Record extracts Start Marker
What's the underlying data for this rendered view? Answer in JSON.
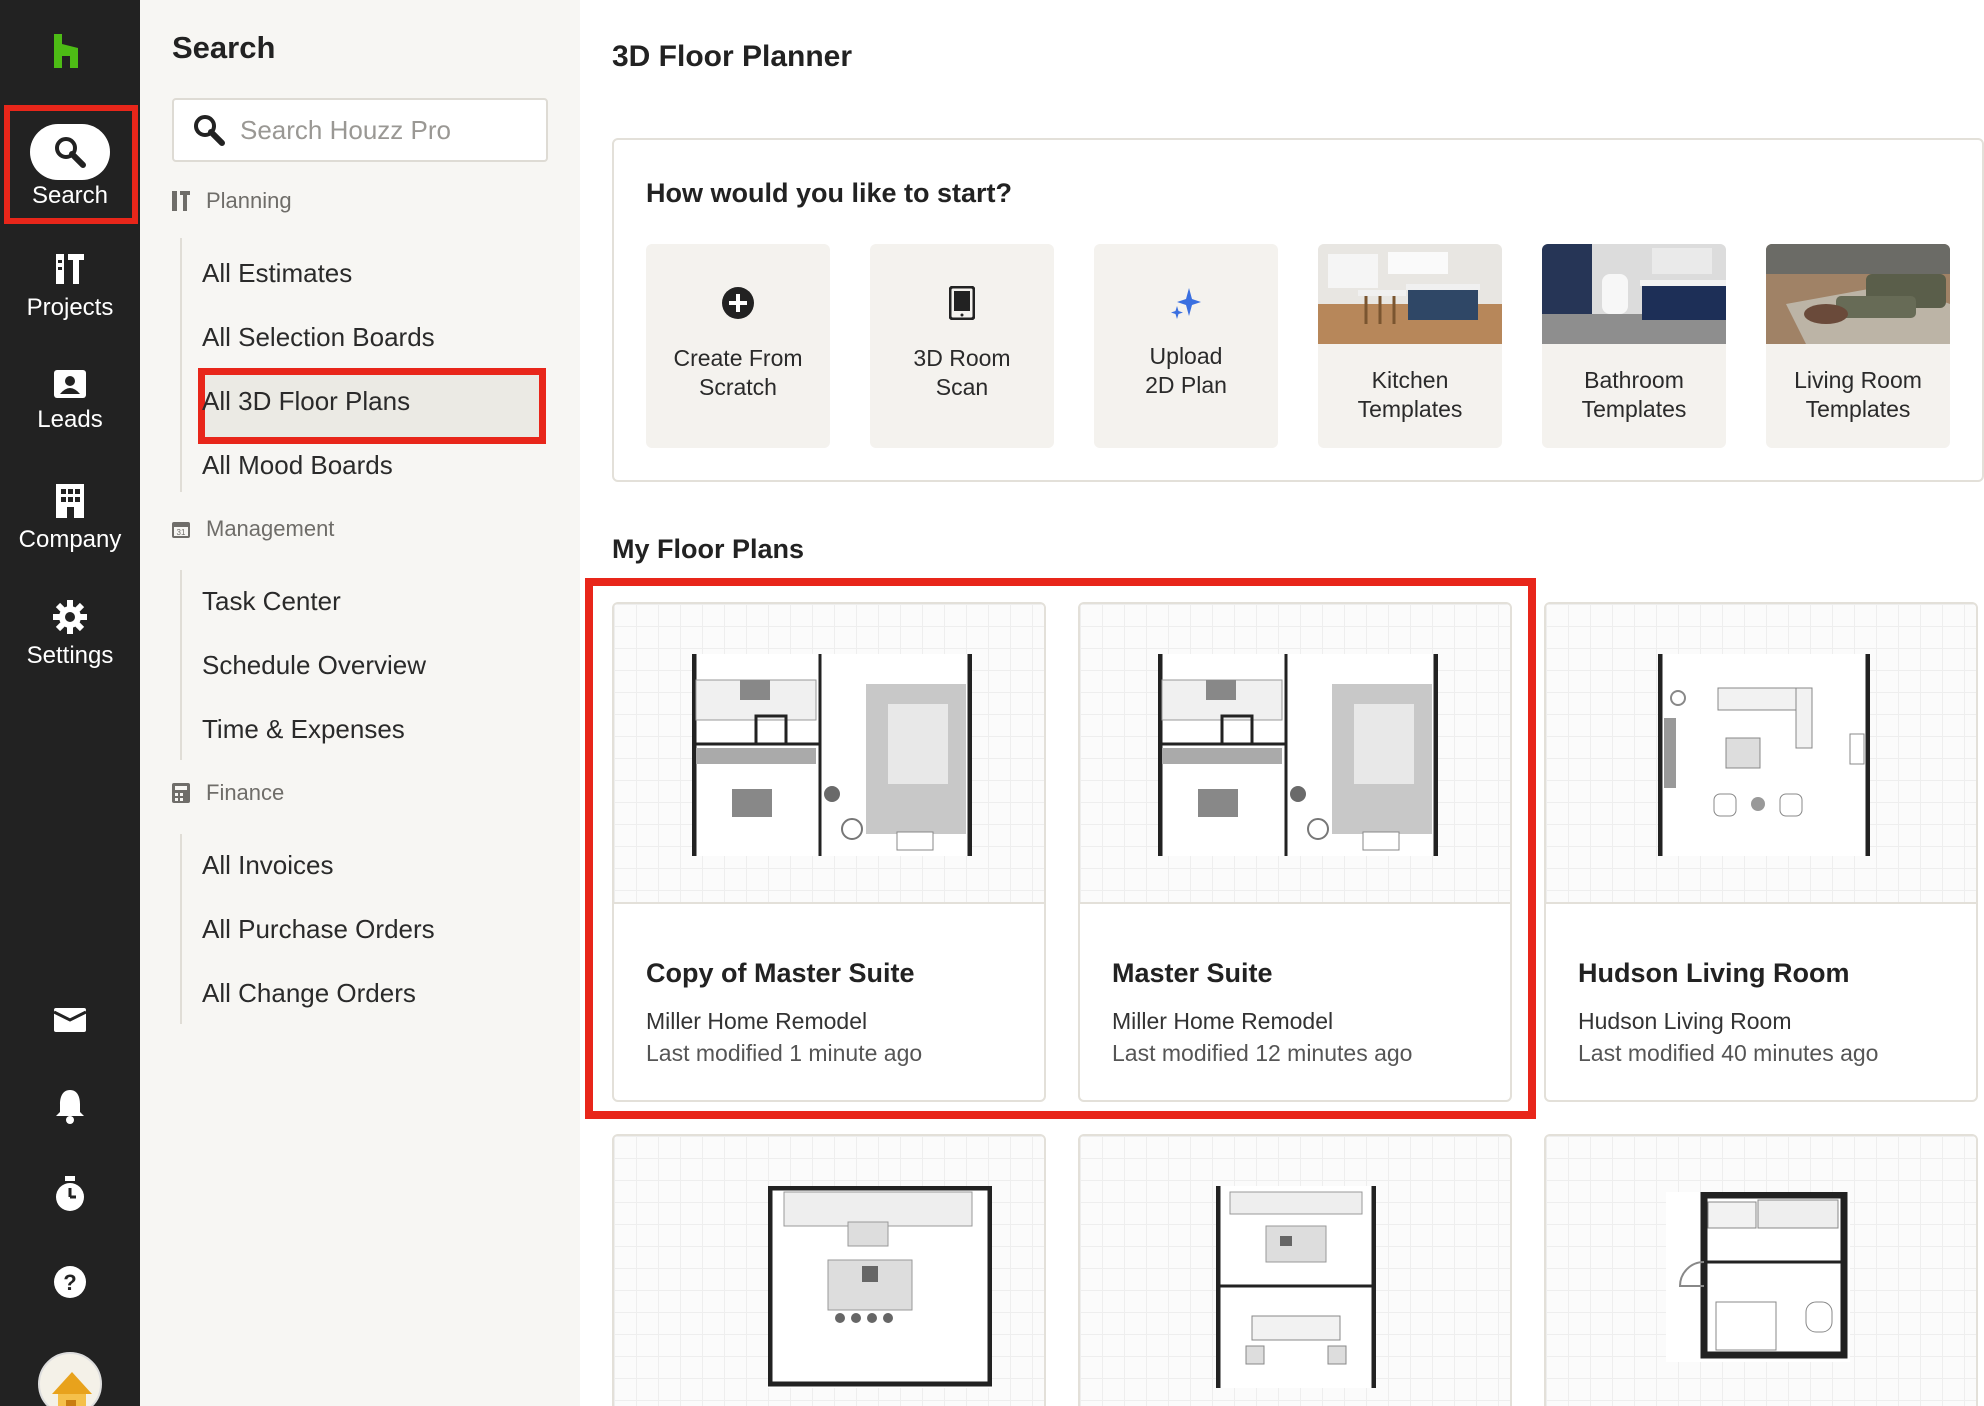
{
  "rail": {
    "items": [
      {
        "label": "Search",
        "icon": "search-icon"
      },
      {
        "label": "Projects",
        "icon": "projects-icon"
      },
      {
        "label": "Leads",
        "icon": "leads-icon"
      },
      {
        "label": "Company",
        "icon": "company-icon"
      },
      {
        "label": "Settings",
        "icon": "gear-icon"
      }
    ],
    "utilities": [
      "inbox-icon",
      "bell-icon",
      "timer-icon",
      "help-icon"
    ],
    "brand_color": "#4dbc15",
    "highlight_color": "#e8261a"
  },
  "search_panel": {
    "title": "Search",
    "placeholder": "Search Houzz Pro",
    "sections": [
      {
        "label": "Planning",
        "icon": "planning-icon",
        "items": [
          "All Estimates",
          "All Selection Boards",
          "All 3D Floor Plans",
          "All Mood Boards"
        ]
      },
      {
        "label": "Management",
        "icon": "calendar-icon",
        "items": [
          "Task Center",
          "Schedule Overview",
          "Time & Expenses"
        ]
      },
      {
        "label": "Finance",
        "icon": "finance-icon",
        "items": [
          "All Invoices",
          "All Purchase Orders",
          "All Change Orders"
        ]
      }
    ],
    "active_item": "All 3D Floor Plans"
  },
  "main": {
    "title": "3D Floor Planner",
    "start_prompt": "How would you like to start?",
    "start_options": [
      {
        "label": "Create From\nScratch",
        "icon": "plus-circle-icon"
      },
      {
        "label": "3D Room\nScan",
        "icon": "phone-icon"
      },
      {
        "label": "Upload\n2D Plan",
        "icon": "sparkle-icon"
      },
      {
        "label": "Kitchen\nTemplates",
        "icon": "kitchen-image"
      },
      {
        "label": "Bathroom\nTemplates",
        "icon": "bathroom-image"
      },
      {
        "label": "Living Room\nTemplates",
        "icon": "living-room-image"
      }
    ],
    "plans_title": "My Floor Plans",
    "plans": [
      {
        "name": "Copy of Master Suite",
        "project": "Miller Home Remodel",
        "modified": "Last modified 1 minute ago"
      },
      {
        "name": "Master Suite",
        "project": "Miller Home Remodel",
        "modified": "Last modified 12 minutes ago"
      },
      {
        "name": "Hudson Living Room",
        "project": "Hudson Living Room",
        "modified": "Last modified 40 minutes ago"
      },
      {
        "name": "",
        "project": "",
        "modified": ""
      },
      {
        "name": "",
        "project": "",
        "modified": ""
      },
      {
        "name": "",
        "project": "",
        "modified": ""
      }
    ]
  }
}
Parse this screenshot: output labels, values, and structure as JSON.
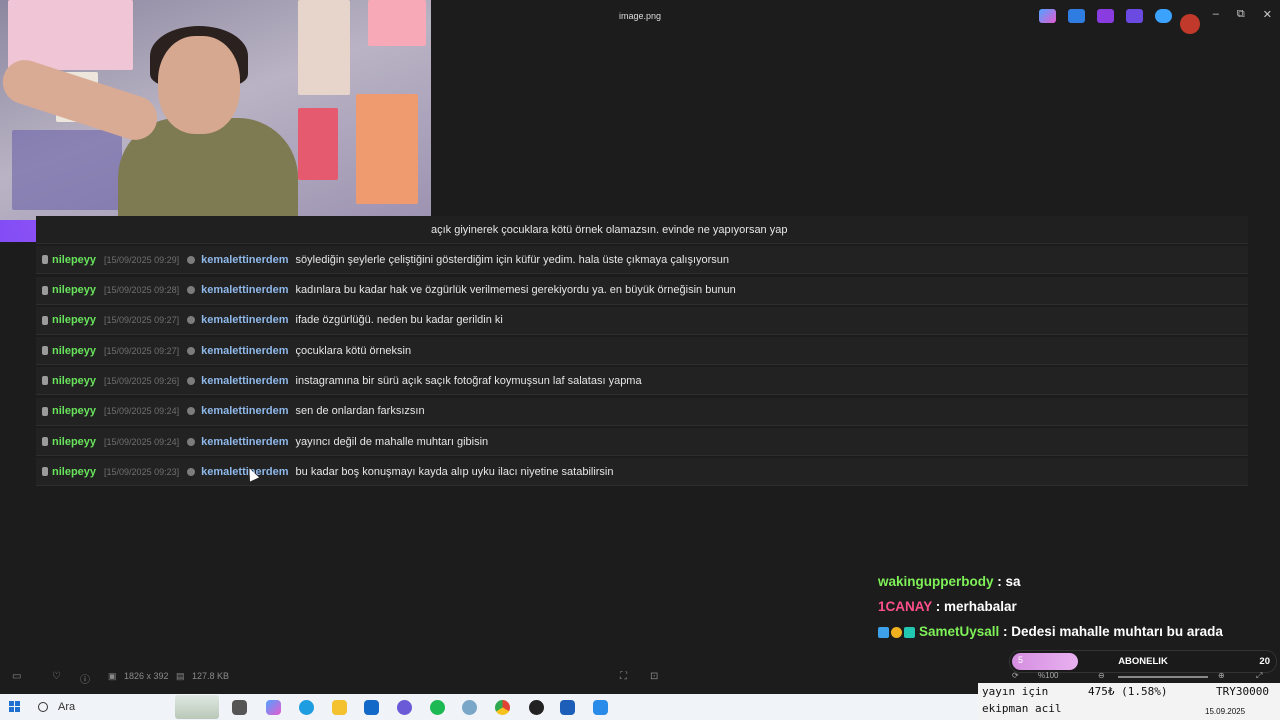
{
  "window": {
    "title": "image.png",
    "controls": [
      "–",
      "⧉",
      "✕"
    ]
  },
  "chat_log": {
    "rows": [
      {
        "user": "",
        "timestamp": "",
        "author": "",
        "message": "açık giyinerek çocuklara kötü örnek olamazsın. evinde ne yapıyorsan yap"
      },
      {
        "user": "nilepeyy",
        "timestamp": "[15/09/2025 09:29]",
        "author": "kemalettinerdem",
        "message": "söylediğin şeylerle çeliştiğini gösterdiğim için küfür yedim. hala üste çıkmaya çalışıyorsun"
      },
      {
        "user": "nilepeyy",
        "timestamp": "[15/09/2025 09:28]",
        "author": "kemalettinerdem",
        "message": "kadınlara bu kadar hak ve özgürlük verilmemesi gerekiyordu ya. en büyük örneğisin bunun"
      },
      {
        "user": "nilepeyy",
        "timestamp": "[15/09/2025 09:27]",
        "author": "kemalettinerdem",
        "message": "ifade özgürlüğü. neden bu kadar gerildin ki"
      },
      {
        "user": "nilepeyy",
        "timestamp": "[15/09/2025 09:27]",
        "author": "kemalettinerdem",
        "message": "çocuklara kötü örneksin"
      },
      {
        "user": "nilepeyy",
        "timestamp": "[15/09/2025 09:26]",
        "author": "kemalettinerdem",
        "message": "instagramına bir sürü açık saçık fotoğraf koymuşsun laf salatası yapma"
      },
      {
        "user": "nilepeyy",
        "timestamp": "[15/09/2025 09:24]",
        "author": "kemalettinerdem",
        "message": "sen de onlardan farksızsın"
      },
      {
        "user": "nilepeyy",
        "timestamp": "[15/09/2025 09:24]",
        "author": "kemalettinerdem",
        "message": "yayıncı değil de mahalle muhtarı gibisin"
      },
      {
        "user": "nilepeyy",
        "timestamp": "[15/09/2025 09:23]",
        "author": "kemalettinerdem",
        "message": "bu kadar boş konuşmayı kayda alıp uyku ilacı niyetine satabilirsin"
      }
    ]
  },
  "stream_chat": [
    {
      "user": "wakingupperbody",
      "message": " : sa"
    },
    {
      "user": "1CANAY",
      "message": " : merhabalar"
    },
    {
      "user": "SametUysall",
      "message": " : Dedesi mahalle muhtarı bu arada"
    }
  ],
  "viewer_bar": {
    "dimensions": "1826 x 392",
    "size": "127.8 KB"
  },
  "subscription": {
    "left_count": "5",
    "label": "ABONELIK",
    "right_count": "20",
    "progress": 0.25
  },
  "zoom": {
    "level": "%100"
  },
  "donation": {
    "line1": "yayın için",
    "line2": "ekipman acil",
    "amount": "475₺ (1.58%)",
    "goal": "TRY30000",
    "date": "15.09.2025"
  },
  "taskbar": {
    "search_label": "Ara"
  },
  "colors": {
    "user_green": "#68e35b",
    "author_blue": "#8fb8ea",
    "accent_purple": "#a04dff"
  }
}
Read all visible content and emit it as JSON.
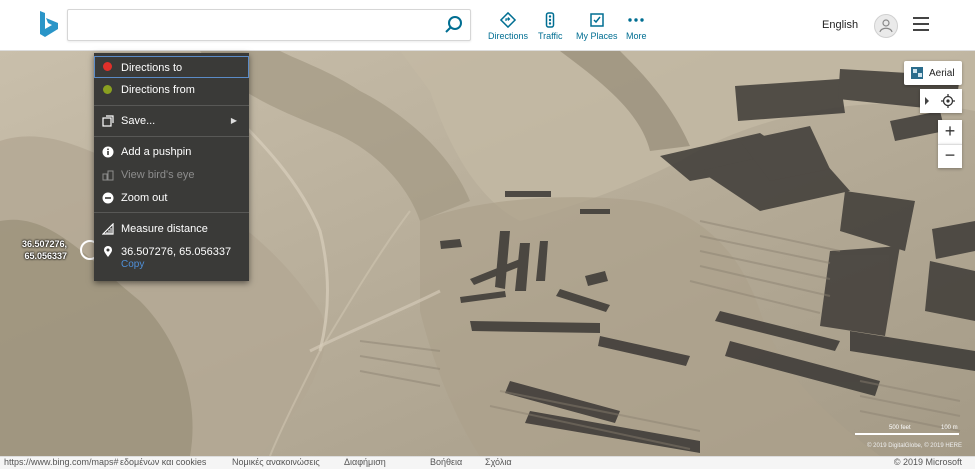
{
  "header": {
    "search_placeholder": "",
    "nav": [
      {
        "label": "Directions",
        "icon": "directions-icon"
      },
      {
        "label": "Traffic",
        "icon": "traffic-icon"
      },
      {
        "label": "My Places",
        "icon": "my-places-icon"
      },
      {
        "label": "More",
        "icon": "more-icon"
      }
    ],
    "language": "English"
  },
  "context_menu": {
    "items": [
      {
        "label": "Directions to",
        "icon": "red-dot-icon",
        "color": "#e0302a"
      },
      {
        "label": "Directions from",
        "icon": "green-dot-icon",
        "color": "#8aa020"
      },
      {
        "label": "Save...",
        "icon": "save-icon"
      },
      {
        "label": "Add a pushpin",
        "icon": "info-icon"
      },
      {
        "label": "View bird's eye",
        "icon": "birds-eye-icon"
      },
      {
        "label": "Zoom out",
        "icon": "zoom-out-icon"
      },
      {
        "label": "Measure distance",
        "icon": "ruler-icon"
      },
      {
        "label": "36.507276, 65.056337",
        "icon": "location-pin-icon"
      }
    ],
    "copy_label": "Copy"
  },
  "map": {
    "coord_label_line1": "36.507276,",
    "coord_label_line2": "65.056337",
    "style_button": "Aerial",
    "zoom_in": "+",
    "zoom_out": "−",
    "scale_feet": "500 feet",
    "scale_meters": "100 m",
    "credits": "© 2019 DigitalGlobe, © 2019 HERE"
  },
  "footer": {
    "url": "https://www.bing.com/maps#",
    "links": [
      "εδομένων και cookies",
      "Νομικές ανακοινώσεις",
      "Διαφήμιση",
      "Βοήθεια",
      "Σχόλια"
    ],
    "copyright": "© 2019 Microsoft"
  },
  "colors": {
    "accent": "#006e92",
    "menu_bg": "#3a3a38",
    "highlight_border": "#5b8bc7"
  }
}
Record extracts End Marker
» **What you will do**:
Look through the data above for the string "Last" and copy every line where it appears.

» **Answer section**:
        "modified": "Last modified 1 minute ago"
        "modified": "Last modified 12 minutes ago"
        "modified": "Last modified 40 minutes ago"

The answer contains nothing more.